Dataset records:
###
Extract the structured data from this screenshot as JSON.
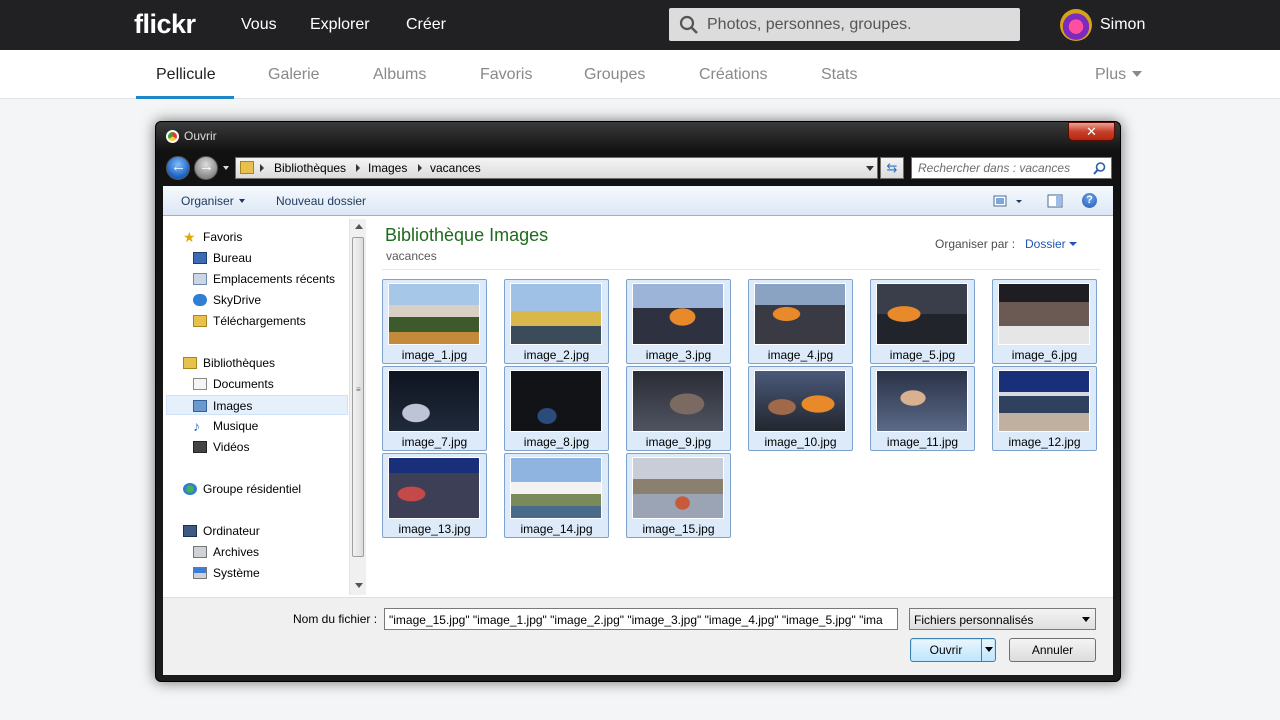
{
  "flickr": {
    "logo": "flickr",
    "nav": [
      "Vous",
      "Explorer",
      "Créer"
    ],
    "search_placeholder": "Photos, personnes, groupes.",
    "username": "Simon"
  },
  "subnav": {
    "tabs": [
      "Pellicule",
      "Galerie",
      "Albums",
      "Favoris",
      "Groupes",
      "Créations",
      "Stats"
    ],
    "active_tab": "Pellicule",
    "more": "Plus"
  },
  "dialog": {
    "title": "Ouvrir",
    "close": "✕",
    "breadcrumb": [
      "Bibliothèques",
      "Images",
      "vacances"
    ],
    "search_placeholder": "Rechercher dans : vacances",
    "toolbar": {
      "organize": "Organiser",
      "new_folder": "Nouveau dossier",
      "help": "?"
    },
    "nav": {
      "favorites_header": "Favoris",
      "favorites": [
        "Bureau",
        "Emplacements récents",
        "SkyDrive",
        "Téléchargements"
      ],
      "libraries_header": "Bibliothèques",
      "libraries": [
        "Documents",
        "Images",
        "Musique",
        "Vidéos"
      ],
      "selected": "Images",
      "homegroup": "Groupe résidentiel",
      "computer_header": "Ordinateur",
      "computer": [
        "Archives",
        "Système"
      ]
    },
    "content": {
      "title": "Bibliothèque Images",
      "subtitle": "vacances",
      "arrange_label": "Organiser par :",
      "arrange_value": "Dossier",
      "files": [
        "image_1.jpg",
        "image_2.jpg",
        "image_3.jpg",
        "image_4.jpg",
        "image_5.jpg",
        "image_6.jpg",
        "image_7.jpg",
        "image_8.jpg",
        "image_9.jpg",
        "image_10.jpg",
        "image_11.jpg",
        "image_12.jpg",
        "image_13.jpg",
        "image_14.jpg",
        "image_15.jpg"
      ]
    },
    "bottom": {
      "filename_label": "Nom du fichier :",
      "filename_value": "\"image_15.jpg\" \"image_1.jpg\" \"image_2.jpg\" \"image_3.jpg\" \"image_4.jpg\" \"image_5.jpg\" \"ima",
      "filter": "Fichiers personnalisés",
      "open": "Ouvrir",
      "cancel": "Annuler"
    }
  },
  "colors": {
    "flickr_bar": "#212124",
    "active_tab_underline": "#1e88c7",
    "library_title": "#1e6a1e",
    "selection": "#dceaf9"
  }
}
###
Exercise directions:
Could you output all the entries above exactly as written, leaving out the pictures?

Reply to the exercise:
Extract the structured data from this screenshot as JSON.
{
  "flickr": {
    "logo": "flickr",
    "nav": [
      "Vous",
      "Explorer",
      "Créer"
    ],
    "search_placeholder": "Photos, personnes, groupes.",
    "username": "Simon"
  },
  "subnav": {
    "tabs": [
      "Pellicule",
      "Galerie",
      "Albums",
      "Favoris",
      "Groupes",
      "Créations",
      "Stats"
    ],
    "active_tab": "Pellicule",
    "more": "Plus"
  },
  "dialog": {
    "title": "Ouvrir",
    "close": "✕",
    "breadcrumb": [
      "Bibliothèques",
      "Images",
      "vacances"
    ],
    "search_placeholder": "Rechercher dans : vacances",
    "toolbar": {
      "organize": "Organiser",
      "new_folder": "Nouveau dossier",
      "help": "?"
    },
    "nav": {
      "favorites_header": "Favoris",
      "favorites": [
        "Bureau",
        "Emplacements récents",
        "SkyDrive",
        "Téléchargements"
      ],
      "libraries_header": "Bibliothèques",
      "libraries": [
        "Documents",
        "Images",
        "Musique",
        "Vidéos"
      ],
      "selected": "Images",
      "homegroup": "Groupe résidentiel",
      "computer_header": "Ordinateur",
      "computer": [
        "Archives",
        "Système"
      ]
    },
    "content": {
      "title": "Bibliothèque Images",
      "subtitle": "vacances",
      "arrange_label": "Organiser par :",
      "arrange_value": "Dossier",
      "files": [
        "image_1.jpg",
        "image_2.jpg",
        "image_3.jpg",
        "image_4.jpg",
        "image_5.jpg",
        "image_6.jpg",
        "image_7.jpg",
        "image_8.jpg",
        "image_9.jpg",
        "image_10.jpg",
        "image_11.jpg",
        "image_12.jpg",
        "image_13.jpg",
        "image_14.jpg",
        "image_15.jpg"
      ]
    },
    "bottom": {
      "filename_label": "Nom du fichier :",
      "filename_value": "\"image_15.jpg\" \"image_1.jpg\" \"image_2.jpg\" \"image_3.jpg\" \"image_4.jpg\" \"image_5.jpg\" \"ima",
      "filter": "Fichiers personnalisés",
      "open": "Ouvrir",
      "cancel": "Annuler"
    }
  },
  "colors": {
    "flickr_bar": "#212124",
    "active_tab_underline": "#1e88c7",
    "library_title": "#1e6a1e",
    "selection": "#dceaf9"
  }
}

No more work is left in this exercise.